Instructions for the task: Your answer must be the data repeated exactly, with no pictures in it.

Task input:
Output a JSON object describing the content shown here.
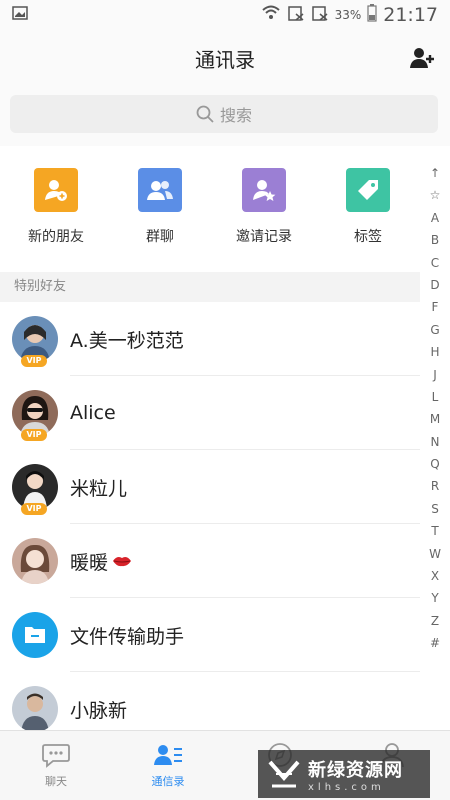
{
  "status_bar": {
    "battery_percent": "33%",
    "time": "21:17"
  },
  "header": {
    "title": "通讯录"
  },
  "search": {
    "placeholder": "搜索"
  },
  "quick_actions": [
    {
      "label": "新的朋友",
      "icon": "add-friend-icon",
      "color": "#f5a623"
    },
    {
      "label": "群聊",
      "icon": "group-icon",
      "color": "#5b8ee6"
    },
    {
      "label": "邀请记录",
      "icon": "invite-star-icon",
      "color": "#9b7fd4"
    },
    {
      "label": "标签",
      "icon": "tag-icon",
      "color": "#3ec4a3"
    }
  ],
  "section": {
    "title": "特别好友"
  },
  "contacts": [
    {
      "name": "A.美一秒范范",
      "vip": "VIP",
      "avatar_color": "#6a8fb8"
    },
    {
      "name": "Alice",
      "vip": "VIP",
      "avatar_color": "#8f6b5a"
    },
    {
      "name": "米粒儿",
      "vip": "VIP",
      "avatar_color": "#2a2a2a"
    },
    {
      "name": "暖暖",
      "vip": "",
      "avatar_color": "#c9a89a",
      "emoji": "lips-icon"
    },
    {
      "name": "文件传输助手",
      "vip": "",
      "avatar_color": "#1aa3e8",
      "icon": "folder-icon"
    },
    {
      "name": "小脉新",
      "vip": "",
      "avatar_color": "#9aa6b5"
    }
  ],
  "alphabet_index": [
    "↑",
    "☆",
    "A",
    "B",
    "C",
    "D",
    "F",
    "G",
    "H",
    "J",
    "L",
    "M",
    "N",
    "Q",
    "R",
    "S",
    "T",
    "W",
    "X",
    "Y",
    "Z",
    "#"
  ],
  "tabs": [
    {
      "label": "聊天",
      "icon": "chat-bubble-icon",
      "active": false
    },
    {
      "label": "通信录",
      "icon": "contacts-icon",
      "active": true
    },
    {
      "label": "",
      "icon": "discover-icon",
      "active": false
    },
    {
      "label": "",
      "icon": "profile-icon",
      "active": false
    }
  ],
  "watermark": {
    "title": "新绿资源网",
    "url": "xlhs.com"
  },
  "colors": {
    "accent": "#2d8cf0",
    "vip": "#f5a623"
  }
}
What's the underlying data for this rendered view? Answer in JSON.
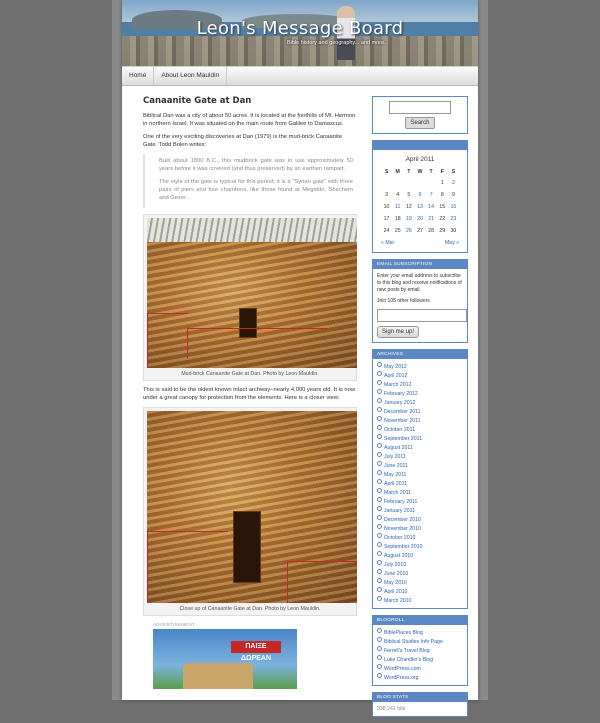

Response:
Output a JSON object describing the content shown here.
{
  "status_bar": {
    "battery_percent": "33%",
    "time": "21:17"
  },
  "header": {
    "title": "通讯录"
  },
  "search": {
    "placeholder": "搜索"
  },
  "quick_actions": [
    {
      "label": "新的朋友",
      "icon": "add-friend-icon",
      "color": "#f5a623"
    },
    {
      "label": "群聊",
      "icon": "group-icon",
      "color": "#5b8ee6"
    },
    {
      "label": "邀请记录",
      "icon": "invite-star-icon",
      "color": "#9b7fd4"
    },
    {
      "label": "标签",
      "icon": "tag-icon",
      "color": "#3ec4a3"
    }
  ],
  "section": {
    "title": "特别好友"
  },
  "contacts": [
    {
      "name": "A.美一秒范范",
      "vip": "VIP",
      "avatar_color": "#6a8fb8"
    },
    {
      "name": "Alice",
      "vip": "VIP",
      "avatar_color": "#8f6b5a"
    },
    {
      "name": "米粒儿",
      "vip": "VIP",
      "avatar_color": "#2a2a2a"
    },
    {
      "name": "暖暖",
      "vip": "",
      "avatar_color": "#c9a89a",
      "emoji": "lips-icon"
    },
    {
      "name": "文件传输助手",
      "vip": "",
      "avatar_color": "#1aa3e8",
      "icon": "folder-icon"
    },
    {
      "name": "小脉新",
      "vip": "",
      "avatar_color": "#9aa6b5"
    }
  ],
  "alphabet_index": [
    "↑",
    "☆",
    "A",
    "B",
    "C",
    "D",
    "F",
    "G",
    "H",
    "J",
    "L",
    "M",
    "N",
    "Q",
    "R",
    "S",
    "T",
    "W",
    "X",
    "Y",
    "Z",
    "#"
  ],
  "tabs": [
    {
      "label": "聊天",
      "icon": "chat-bubble-icon",
      "active": false
    },
    {
      "label": "通信录",
      "icon": "contacts-icon",
      "active": true
    },
    {
      "label": "",
      "icon": "discover-icon",
      "active": false
    },
    {
      "label": "",
      "icon": "profile-icon",
      "active": false
    }
  ],
  "watermark": {
    "title": "新绿资源网",
    "url": "xlhs.com"
  },
  "colors": {
    "accent": "#2d8cf0",
    "vip": "#f5a623"
  }
}
What's the underlying data for this rendered view? Answer in JSON.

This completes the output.